We characterize the bidders' surplus maximizing information structure in an optimal auction for a single unit good and related extensions to multi-unit and multi-good problems. The bidders seeks to find a balance between participation (and the avoidance of exclusion) and efficiency. The information structure that maximizes the bidders surplus is given by a generalized Pareto distribution at the center of demand distribution, and displays complete information disclosure at either end of the Pareto distribution.
We analyze sorting in a frictional labor market when workers and jobs have multidimensional characteristics. We say that matching is positive assortative in dimension (j, k) if workers with higher endowment in skill k are matched to a job distribution with higher values of attribute j in the first-order stochastic dominance sense. Crucial for sorting is a single-crossing property of technology. Sorting is positive between worker-job attributes with strong complementarities but negative in other dimensions. Finally, sorting is based on comparative advantage: workers sort into jobs that suit their skill mix rather than their overall skill level.

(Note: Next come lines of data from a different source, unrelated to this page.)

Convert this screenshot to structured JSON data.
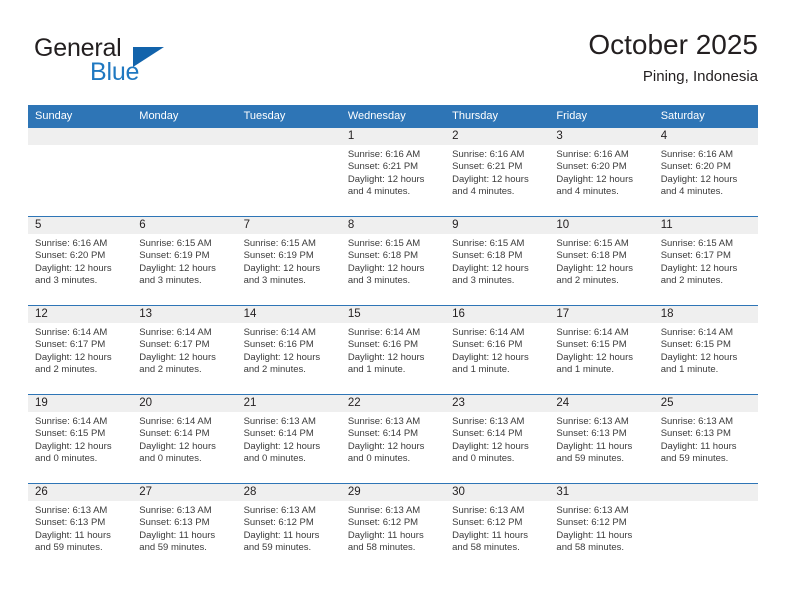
{
  "brand": {
    "word_one": "General",
    "word_two": "Blue",
    "logo_icon": "triangle-flag-icon",
    "accent_color": "#1263ab",
    "text_color": "#1f78c1"
  },
  "header": {
    "title": "October 2025",
    "subtitle": "Pining, Indonesia"
  },
  "theme": {
    "header_band": "#2e75b6",
    "date_band": "#efefef",
    "row_rule": "#2e75b6",
    "body_text": "#3b3b3b"
  },
  "weekday_headers": [
    "Sunday",
    "Monday",
    "Tuesday",
    "Wednesday",
    "Thursday",
    "Friday",
    "Saturday"
  ],
  "labels": {
    "sunrise_prefix": "Sunrise:",
    "sunset_prefix": "Sunset:",
    "daylight_prefix": "Daylight:"
  },
  "weeks": [
    [
      {
        "day": "",
        "empty": true
      },
      {
        "day": "",
        "empty": true
      },
      {
        "day": "",
        "empty": true
      },
      {
        "day": "1",
        "sunrise": "Sunrise: 6:16 AM",
        "sunset": "Sunset: 6:21 PM",
        "daylight": "Daylight: 12 hours and 4 minutes."
      },
      {
        "day": "2",
        "sunrise": "Sunrise: 6:16 AM",
        "sunset": "Sunset: 6:21 PM",
        "daylight": "Daylight: 12 hours and 4 minutes."
      },
      {
        "day": "3",
        "sunrise": "Sunrise: 6:16 AM",
        "sunset": "Sunset: 6:20 PM",
        "daylight": "Daylight: 12 hours and 4 minutes."
      },
      {
        "day": "4",
        "sunrise": "Sunrise: 6:16 AM",
        "sunset": "Sunset: 6:20 PM",
        "daylight": "Daylight: 12 hours and 4 minutes."
      }
    ],
    [
      {
        "day": "5",
        "sunrise": "Sunrise: 6:16 AM",
        "sunset": "Sunset: 6:20 PM",
        "daylight": "Daylight: 12 hours and 3 minutes."
      },
      {
        "day": "6",
        "sunrise": "Sunrise: 6:15 AM",
        "sunset": "Sunset: 6:19 PM",
        "daylight": "Daylight: 12 hours and 3 minutes."
      },
      {
        "day": "7",
        "sunrise": "Sunrise: 6:15 AM",
        "sunset": "Sunset: 6:19 PM",
        "daylight": "Daylight: 12 hours and 3 minutes."
      },
      {
        "day": "8",
        "sunrise": "Sunrise: 6:15 AM",
        "sunset": "Sunset: 6:18 PM",
        "daylight": "Daylight: 12 hours and 3 minutes."
      },
      {
        "day": "9",
        "sunrise": "Sunrise: 6:15 AM",
        "sunset": "Sunset: 6:18 PM",
        "daylight": "Daylight: 12 hours and 3 minutes."
      },
      {
        "day": "10",
        "sunrise": "Sunrise: 6:15 AM",
        "sunset": "Sunset: 6:18 PM",
        "daylight": "Daylight: 12 hours and 2 minutes."
      },
      {
        "day": "11",
        "sunrise": "Sunrise: 6:15 AM",
        "sunset": "Sunset: 6:17 PM",
        "daylight": "Daylight: 12 hours and 2 minutes."
      }
    ],
    [
      {
        "day": "12",
        "sunrise": "Sunrise: 6:14 AM",
        "sunset": "Sunset: 6:17 PM",
        "daylight": "Daylight: 12 hours and 2 minutes."
      },
      {
        "day": "13",
        "sunrise": "Sunrise: 6:14 AM",
        "sunset": "Sunset: 6:17 PM",
        "daylight": "Daylight: 12 hours and 2 minutes."
      },
      {
        "day": "14",
        "sunrise": "Sunrise: 6:14 AM",
        "sunset": "Sunset: 6:16 PM",
        "daylight": "Daylight: 12 hours and 2 minutes."
      },
      {
        "day": "15",
        "sunrise": "Sunrise: 6:14 AM",
        "sunset": "Sunset: 6:16 PM",
        "daylight": "Daylight: 12 hours and 1 minute."
      },
      {
        "day": "16",
        "sunrise": "Sunrise: 6:14 AM",
        "sunset": "Sunset: 6:16 PM",
        "daylight": "Daylight: 12 hours and 1 minute."
      },
      {
        "day": "17",
        "sunrise": "Sunrise: 6:14 AM",
        "sunset": "Sunset: 6:15 PM",
        "daylight": "Daylight: 12 hours and 1 minute."
      },
      {
        "day": "18",
        "sunrise": "Sunrise: 6:14 AM",
        "sunset": "Sunset: 6:15 PM",
        "daylight": "Daylight: 12 hours and 1 minute."
      }
    ],
    [
      {
        "day": "19",
        "sunrise": "Sunrise: 6:14 AM",
        "sunset": "Sunset: 6:15 PM",
        "daylight": "Daylight: 12 hours and 0 minutes."
      },
      {
        "day": "20",
        "sunrise": "Sunrise: 6:14 AM",
        "sunset": "Sunset: 6:14 PM",
        "daylight": "Daylight: 12 hours and 0 minutes."
      },
      {
        "day": "21",
        "sunrise": "Sunrise: 6:13 AM",
        "sunset": "Sunset: 6:14 PM",
        "daylight": "Daylight: 12 hours and 0 minutes."
      },
      {
        "day": "22",
        "sunrise": "Sunrise: 6:13 AM",
        "sunset": "Sunset: 6:14 PM",
        "daylight": "Daylight: 12 hours and 0 minutes."
      },
      {
        "day": "23",
        "sunrise": "Sunrise: 6:13 AM",
        "sunset": "Sunset: 6:14 PM",
        "daylight": "Daylight: 12 hours and 0 minutes."
      },
      {
        "day": "24",
        "sunrise": "Sunrise: 6:13 AM",
        "sunset": "Sunset: 6:13 PM",
        "daylight": "Daylight: 11 hours and 59 minutes."
      },
      {
        "day": "25",
        "sunrise": "Sunrise: 6:13 AM",
        "sunset": "Sunset: 6:13 PM",
        "daylight": "Daylight: 11 hours and 59 minutes."
      }
    ],
    [
      {
        "day": "26",
        "sunrise": "Sunrise: 6:13 AM",
        "sunset": "Sunset: 6:13 PM",
        "daylight": "Daylight: 11 hours and 59 minutes."
      },
      {
        "day": "27",
        "sunrise": "Sunrise: 6:13 AM",
        "sunset": "Sunset: 6:13 PM",
        "daylight": "Daylight: 11 hours and 59 minutes."
      },
      {
        "day": "28",
        "sunrise": "Sunrise: 6:13 AM",
        "sunset": "Sunset: 6:12 PM",
        "daylight": "Daylight: 11 hours and 59 minutes."
      },
      {
        "day": "29",
        "sunrise": "Sunrise: 6:13 AM",
        "sunset": "Sunset: 6:12 PM",
        "daylight": "Daylight: 11 hours and 58 minutes."
      },
      {
        "day": "30",
        "sunrise": "Sunrise: 6:13 AM",
        "sunset": "Sunset: 6:12 PM",
        "daylight": "Daylight: 11 hours and 58 minutes."
      },
      {
        "day": "31",
        "sunrise": "Sunrise: 6:13 AM",
        "sunset": "Sunset: 6:12 PM",
        "daylight": "Daylight: 11 hours and 58 minutes."
      },
      {
        "day": "",
        "empty": true
      }
    ]
  ]
}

Which information structures are more effective at eliminating first- and higher-order uncertainty and hence at facilitating efficient play in coordination games? We consider a learning setting where players observe many private signals about the state. First, we characterize multiagent learning efficiency, that is, the rate at which players approximate common knowledge. We find that this coincides with the rate at which first-order uncertainty disappears, as higher-order uncertainty vanishes faster than first-order uncertainty. Second, we show that with enough signal draws, information structures with higher learning efficiency induce higher equilibrium welfare. We highlight information design implications for games in data-rich environments.
Why do the prices of some products change little during business cycles while the prices of others vary wildly and tend to rise during economic booms and fall during recessions? In particular, why do the prices of some products not fall or fall only a little when the demand for them declines dramatically. It is not surprising that in highly competitive industries prices fluctuate with shifts in demand and supply, but what explains the stability of prices in markets where firms have more direct control of prices? These questions are central to an understanding of business cycles, and good answers would also help us predict how prices will behave.
Commitment to the behaviorist approach to utility theory, to the usefulness of mathematics in economic analysis, and to equalization of the marginal utility of income as a principle of just taxation brought Irving Fisher and Ragnar Frisch to attempt to measure the marginal utility of income and led them to collaborate in forming the Econometric Society and sponsoring the establishment of the Cowles Commission, institutions advancing economic theory in connection to mathematics and statistics, and led Frisch to pioneer an axiomatic approach to utility and microeconomic theory.